And yet, I can’t imagine it having gone any other way. Most of those surprises gave way to something greater than whatever I could have planned (and those that didn’t still left behind a great story).
The semester at home let me do a lot of the growing I needed to before I left home for the first time. More importantly, it gave me time with my little brother before I leave home permanently this September.
I was wait-listed at the college I’d been pining for all year, but I was offered an almost full scholarship at a phenomenal school with a great religion department. The women there defied all my expectations, and after a single day at their open weekend, I forgot I wasn’t already a student.
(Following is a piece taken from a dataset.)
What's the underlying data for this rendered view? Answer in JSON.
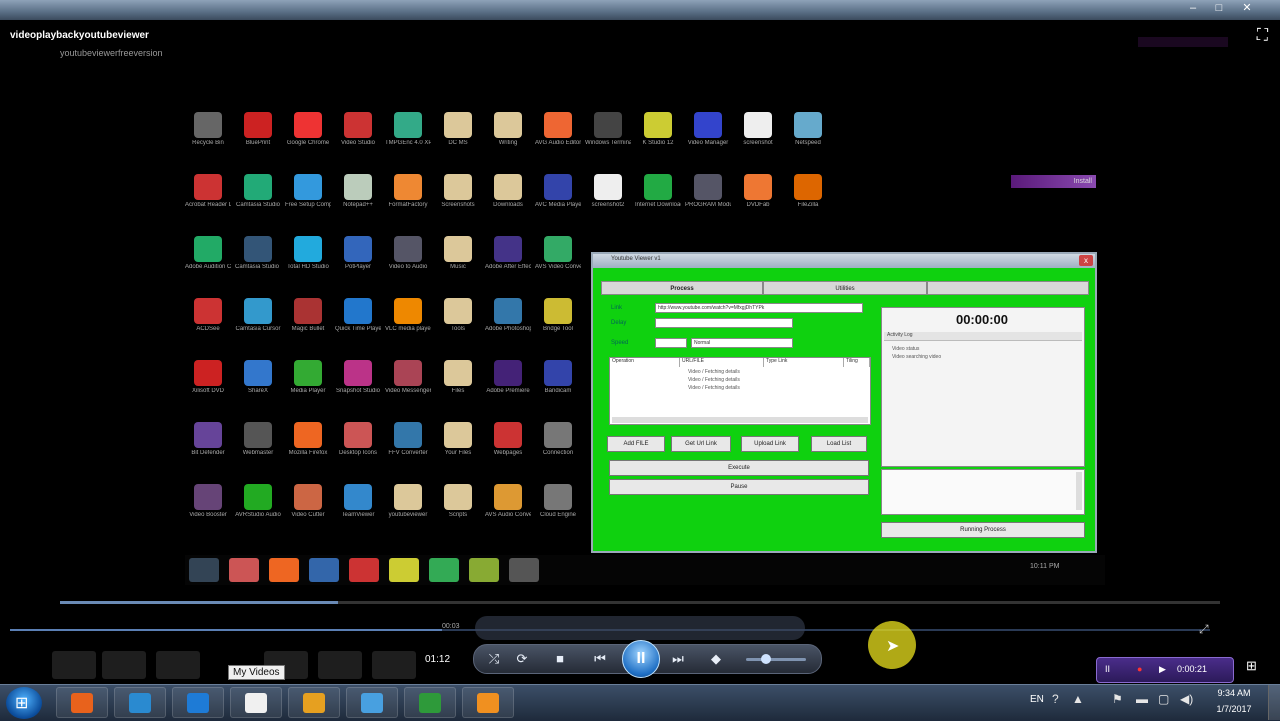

And most of those muddled travel plans left behind a few good stories. But that extra week in April also ended up giving me Easter with my grandfather and my extended family, and eight extra days to devote to something else I hadn’t expected this year.
So I’m not through all those shifting plans just yet. In fact, I’ll probably end up having to deal with shifting plans for the rest of my life. But I’ve resigned myself to that, and I’ve decided to take a page out of my namesake’s book. Yes, that book. I am going to be a religion major, after all.
Sometimes things don’t go as planned. Sometimes, the things you want don’t happen when you expect or want them to, if at all. As I said, I’ve learned that it’s impossible to control or anticipate everything.
And in those moments, maybe all you can be expected to do is laugh.